We often use the term “box rule” and this really does sum up our measurement rules (remember all measurements at measurement or inspection are taken either vertical, longitudinal or transverse to the hull centerplane). We have a 2.3m x 5.49m box that the hulls less rudder gudgeons fit in. A 5.49m x .4m (2.3m less .75m from centerline below the waterline) box that daggerboards fit in and a 5.79m x .4m box that rudder must fit in. We do not allow the daggerboards to go outside their box whilst racing so why would rudders be treated differently.
The Technical Committee has done their best to keep things totally transparent in this rule rewrite and to stay as close as possible to the rules already in place.
Acceptance can only be in terms of the constitution guidelines.
Q: The boom is also recognized as a spar, so it seems that the boom shall also be signed during the certification process. It should be "mast spar" not "spar" as in ERS?
A: The rule relates to spars and as you state in ERS (F.1.3 & F.1.4) this covers both mast and boom. The boom is only measured if its vertical dimension is more than 1.5 times its transverse dimension. In this case the boom would require signing and noting on measurement form. The wording adequately reflects this.
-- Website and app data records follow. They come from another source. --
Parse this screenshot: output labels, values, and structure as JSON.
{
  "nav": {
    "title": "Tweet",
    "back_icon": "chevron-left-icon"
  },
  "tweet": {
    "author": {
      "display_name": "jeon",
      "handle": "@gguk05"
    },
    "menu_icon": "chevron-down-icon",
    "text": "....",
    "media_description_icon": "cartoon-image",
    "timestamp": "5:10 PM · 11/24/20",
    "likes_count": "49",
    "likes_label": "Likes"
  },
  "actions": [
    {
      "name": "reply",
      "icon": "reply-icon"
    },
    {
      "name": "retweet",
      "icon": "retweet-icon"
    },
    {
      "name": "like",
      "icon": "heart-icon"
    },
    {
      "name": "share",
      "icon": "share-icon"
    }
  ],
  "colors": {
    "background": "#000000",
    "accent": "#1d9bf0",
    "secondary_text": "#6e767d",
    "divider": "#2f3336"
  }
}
Q: Anti fouling boom sleeves?
A: The anti fouling boom sleeve is the sailcloth structure used by many sailors under their boom to stop the cascading mainsheet system from dropping down when not under tension. It was added to our interpretations (no.5) after the 2010 worlds in Cesenatico when it's area was included in the boom measurement by the equipment inspector. (The area of the boom is added to the mast and sail area if the booms height is more than 1.5 times its width). The word fouling also means entangling in English.